Bad medicine: digital rectal examination

BMJ 2011; 342 doi: http://dx.doi.org/10.1136/bmj.d3421 (Published 01 June 2011) Cite this as: BMJ 2011;342:d3421
  1. Des Spence, general practitioner, Glasgow
  1. destwo{at}yahoo.co.uk

Rectal examination was a “must do” examination during my medical education, but in the real world of clinical practice I have always wondered why. For many years I taught medical students rectal examination using plastic dummies. I explained that largely it was a useless examination, but this met with hostility: “They wouldn’t teach us this if it was pointless, Dr Spence!” It was futile to challenge the orthodoxy, so I approached the clinical exams like a drama teacher might approach an end of term school musical. The clinical examiners always said it was “great,” but we all knew it was amateurish nonsense. All clinical examinations are in fact clinical “tests,” like radiograph scans and blood analysis. They should be subject to the reflective rigour of the positive predictive values, error rates, and the rest. So does rectal examination have purpose?

Inspection has value, to examine for warts, fissures, dermatitis, and piles. But what of the role of digital rectal examination? Logically it has perhaps two purposes: to detect rectal tumours and to palpate the prostate. It has no obvious logical diagnostic value in appendicitis or acute abdominal pain, which were once traditional indications.

Consider the rationale for detecting rectal tumours. The patient presents to the doctor with rectal symptoms. If the patient is young then the possibility of malignant disease is extremely low, so digital rectal examination as screening test has no value. But if symptoms are persistent or in older patients with bleeding, change in bowel habit, or tenesmus this would warrant urgent definitive endoscopsy. So how would a digital rectal examination change management? A negative result might offer false reassurance and positive result might be false, generating unnecessary anxiety. Either way this would not change the need for urgent inspection of the bowel.

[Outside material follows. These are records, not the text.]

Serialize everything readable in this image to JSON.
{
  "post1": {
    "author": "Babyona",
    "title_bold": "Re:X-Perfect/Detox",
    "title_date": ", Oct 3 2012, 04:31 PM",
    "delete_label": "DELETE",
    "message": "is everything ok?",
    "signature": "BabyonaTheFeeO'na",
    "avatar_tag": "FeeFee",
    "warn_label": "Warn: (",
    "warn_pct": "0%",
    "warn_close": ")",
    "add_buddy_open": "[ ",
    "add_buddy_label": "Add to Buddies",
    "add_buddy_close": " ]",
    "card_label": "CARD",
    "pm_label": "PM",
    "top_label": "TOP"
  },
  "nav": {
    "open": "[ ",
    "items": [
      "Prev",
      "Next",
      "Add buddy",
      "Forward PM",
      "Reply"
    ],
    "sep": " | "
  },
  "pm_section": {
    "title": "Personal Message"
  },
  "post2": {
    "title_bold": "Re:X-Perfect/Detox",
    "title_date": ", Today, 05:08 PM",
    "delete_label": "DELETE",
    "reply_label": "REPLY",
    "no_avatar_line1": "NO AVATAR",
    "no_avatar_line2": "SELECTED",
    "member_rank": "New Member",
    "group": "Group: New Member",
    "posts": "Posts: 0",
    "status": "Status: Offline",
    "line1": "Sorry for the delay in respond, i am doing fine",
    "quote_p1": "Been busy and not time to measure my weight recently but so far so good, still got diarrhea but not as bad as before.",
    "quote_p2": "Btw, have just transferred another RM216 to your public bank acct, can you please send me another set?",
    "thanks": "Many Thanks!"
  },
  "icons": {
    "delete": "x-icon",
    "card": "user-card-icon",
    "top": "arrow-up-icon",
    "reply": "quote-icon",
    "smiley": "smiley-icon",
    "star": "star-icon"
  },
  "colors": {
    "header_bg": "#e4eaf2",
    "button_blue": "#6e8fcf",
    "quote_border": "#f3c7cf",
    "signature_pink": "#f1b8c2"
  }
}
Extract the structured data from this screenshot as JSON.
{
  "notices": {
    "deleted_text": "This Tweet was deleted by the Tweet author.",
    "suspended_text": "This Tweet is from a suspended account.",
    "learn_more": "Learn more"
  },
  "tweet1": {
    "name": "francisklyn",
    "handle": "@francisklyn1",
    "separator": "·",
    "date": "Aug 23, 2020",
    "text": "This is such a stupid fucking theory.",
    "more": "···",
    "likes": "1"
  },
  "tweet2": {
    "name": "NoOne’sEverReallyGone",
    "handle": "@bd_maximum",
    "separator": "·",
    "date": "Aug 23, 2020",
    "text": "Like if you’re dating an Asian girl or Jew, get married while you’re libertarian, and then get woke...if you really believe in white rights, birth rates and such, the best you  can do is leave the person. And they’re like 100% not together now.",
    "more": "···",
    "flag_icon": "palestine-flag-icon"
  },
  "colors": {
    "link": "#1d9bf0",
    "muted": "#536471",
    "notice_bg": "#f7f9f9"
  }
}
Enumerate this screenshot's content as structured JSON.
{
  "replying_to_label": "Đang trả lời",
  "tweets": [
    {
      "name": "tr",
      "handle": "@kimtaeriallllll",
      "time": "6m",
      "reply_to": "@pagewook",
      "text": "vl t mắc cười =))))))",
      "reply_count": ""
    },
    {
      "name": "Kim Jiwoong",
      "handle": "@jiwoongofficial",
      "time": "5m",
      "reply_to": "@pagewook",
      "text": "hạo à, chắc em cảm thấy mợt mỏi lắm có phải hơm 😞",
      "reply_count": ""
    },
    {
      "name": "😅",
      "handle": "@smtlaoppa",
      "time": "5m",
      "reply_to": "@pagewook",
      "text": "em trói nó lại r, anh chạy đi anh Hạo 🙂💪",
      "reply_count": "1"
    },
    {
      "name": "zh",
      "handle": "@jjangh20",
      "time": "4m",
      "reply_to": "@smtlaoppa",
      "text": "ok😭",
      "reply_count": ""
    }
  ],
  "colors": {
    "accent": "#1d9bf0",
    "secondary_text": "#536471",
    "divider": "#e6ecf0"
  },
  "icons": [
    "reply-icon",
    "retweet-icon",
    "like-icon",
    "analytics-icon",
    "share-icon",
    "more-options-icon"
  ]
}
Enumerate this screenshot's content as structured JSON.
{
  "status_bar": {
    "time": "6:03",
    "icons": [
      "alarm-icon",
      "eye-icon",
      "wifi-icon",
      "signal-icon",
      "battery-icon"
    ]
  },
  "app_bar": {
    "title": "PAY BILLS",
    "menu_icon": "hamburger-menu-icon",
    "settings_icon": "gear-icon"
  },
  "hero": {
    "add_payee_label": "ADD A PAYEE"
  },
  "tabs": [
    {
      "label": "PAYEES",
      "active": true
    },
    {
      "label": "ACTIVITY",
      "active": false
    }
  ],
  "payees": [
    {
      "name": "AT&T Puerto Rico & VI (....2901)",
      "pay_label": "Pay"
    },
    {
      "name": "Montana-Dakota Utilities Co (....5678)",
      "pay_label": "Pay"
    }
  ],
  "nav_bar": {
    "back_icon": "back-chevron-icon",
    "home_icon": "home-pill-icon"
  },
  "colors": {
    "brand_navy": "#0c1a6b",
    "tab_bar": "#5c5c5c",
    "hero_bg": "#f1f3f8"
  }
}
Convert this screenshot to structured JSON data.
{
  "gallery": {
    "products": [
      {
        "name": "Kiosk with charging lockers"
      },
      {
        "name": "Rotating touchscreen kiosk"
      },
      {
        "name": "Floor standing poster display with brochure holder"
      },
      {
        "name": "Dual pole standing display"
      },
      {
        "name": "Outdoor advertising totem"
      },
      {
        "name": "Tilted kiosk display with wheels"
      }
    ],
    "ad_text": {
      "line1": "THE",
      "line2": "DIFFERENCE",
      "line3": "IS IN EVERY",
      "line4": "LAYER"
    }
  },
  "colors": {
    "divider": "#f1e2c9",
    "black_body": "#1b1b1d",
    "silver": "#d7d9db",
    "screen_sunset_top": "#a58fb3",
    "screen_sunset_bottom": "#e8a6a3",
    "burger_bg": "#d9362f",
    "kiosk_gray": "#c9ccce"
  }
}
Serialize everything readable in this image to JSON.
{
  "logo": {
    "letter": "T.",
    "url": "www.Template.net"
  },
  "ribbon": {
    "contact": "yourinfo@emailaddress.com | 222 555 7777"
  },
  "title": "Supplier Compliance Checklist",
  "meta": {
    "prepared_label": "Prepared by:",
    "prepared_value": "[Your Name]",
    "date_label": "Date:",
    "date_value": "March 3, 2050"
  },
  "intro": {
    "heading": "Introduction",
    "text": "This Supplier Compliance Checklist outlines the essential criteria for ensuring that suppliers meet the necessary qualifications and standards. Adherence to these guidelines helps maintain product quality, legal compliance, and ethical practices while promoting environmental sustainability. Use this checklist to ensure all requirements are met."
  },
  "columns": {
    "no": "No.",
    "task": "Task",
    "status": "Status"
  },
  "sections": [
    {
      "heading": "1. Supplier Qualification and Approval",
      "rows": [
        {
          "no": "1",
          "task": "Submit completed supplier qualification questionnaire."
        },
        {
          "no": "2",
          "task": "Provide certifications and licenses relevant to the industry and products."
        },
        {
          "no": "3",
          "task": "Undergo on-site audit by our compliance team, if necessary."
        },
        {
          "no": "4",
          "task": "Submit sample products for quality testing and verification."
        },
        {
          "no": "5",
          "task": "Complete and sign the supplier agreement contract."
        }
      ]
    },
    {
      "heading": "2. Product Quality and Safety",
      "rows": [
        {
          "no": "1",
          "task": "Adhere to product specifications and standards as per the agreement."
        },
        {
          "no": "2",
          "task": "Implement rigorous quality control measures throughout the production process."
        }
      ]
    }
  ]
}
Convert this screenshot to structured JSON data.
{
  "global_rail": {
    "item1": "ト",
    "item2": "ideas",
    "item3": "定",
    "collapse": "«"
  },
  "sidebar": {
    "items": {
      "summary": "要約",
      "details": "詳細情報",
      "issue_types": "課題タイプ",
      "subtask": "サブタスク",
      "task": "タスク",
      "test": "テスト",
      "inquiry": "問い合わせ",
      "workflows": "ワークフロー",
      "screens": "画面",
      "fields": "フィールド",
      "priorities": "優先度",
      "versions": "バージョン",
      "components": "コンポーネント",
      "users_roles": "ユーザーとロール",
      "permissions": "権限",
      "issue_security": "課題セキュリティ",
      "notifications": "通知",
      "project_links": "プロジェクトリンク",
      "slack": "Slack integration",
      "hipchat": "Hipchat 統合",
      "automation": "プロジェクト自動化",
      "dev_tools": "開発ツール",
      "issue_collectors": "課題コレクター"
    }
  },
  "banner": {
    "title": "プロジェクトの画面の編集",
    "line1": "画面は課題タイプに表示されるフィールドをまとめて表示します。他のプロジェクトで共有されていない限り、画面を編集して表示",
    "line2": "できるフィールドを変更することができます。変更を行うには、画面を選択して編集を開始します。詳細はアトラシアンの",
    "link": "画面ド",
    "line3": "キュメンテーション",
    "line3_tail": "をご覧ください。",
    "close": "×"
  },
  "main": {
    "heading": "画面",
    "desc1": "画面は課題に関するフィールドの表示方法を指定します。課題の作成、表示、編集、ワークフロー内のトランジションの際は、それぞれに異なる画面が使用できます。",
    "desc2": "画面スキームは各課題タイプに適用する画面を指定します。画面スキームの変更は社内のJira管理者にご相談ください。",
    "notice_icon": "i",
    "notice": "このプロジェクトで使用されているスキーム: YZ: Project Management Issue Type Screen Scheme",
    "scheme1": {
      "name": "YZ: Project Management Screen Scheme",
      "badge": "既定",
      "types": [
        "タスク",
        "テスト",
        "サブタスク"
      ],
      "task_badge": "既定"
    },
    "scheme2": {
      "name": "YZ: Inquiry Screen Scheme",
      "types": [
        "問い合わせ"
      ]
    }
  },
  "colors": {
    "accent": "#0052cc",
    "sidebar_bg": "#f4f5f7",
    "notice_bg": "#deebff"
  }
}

What about examining the prostate? The “annual” is common practice in the United States but has not been shown to reduce mortality (Cochrane Data Syst Rev 2006;3:CD004720, doi:10.1002/14651858.CD004720.pub2, and BMJ 2011;342:d1539, doi:10.1136/bmj.d1539), and it is associated with a possible rate of overdiagnosis of prostate cancer of 50% (Br J Cancer 2006;95:401-5, doi:10.1038/sj.bjc.6603246), resulting in unnecessary treatment, destructive surgery, and psychological sequalea. Even patients who present with “prostatic symptoms” (now more correctly referred to as “lower urinary tract symptoms”) are at no greater risk of prostate cancer than those without symptoms (BJU Int 2000;85:1037-48). With prostatitis the underlying cause is debated, and the role of rectal examination is only part of the assessment. Rectal examination of the prostate may cause more harm than good.

Rectal examination is unpleasant, invasive, and as an investigation has unknown sensitivity and specificity. In a young population digital rectal examination has almost no value, and in older patients may have very occasional and limited indication. It is time to question the once standard practice of routine digital rectal examination because it represents flimsy thinking and bad medicine.

Notes

Cite this as: BMJ 2011;342:d3421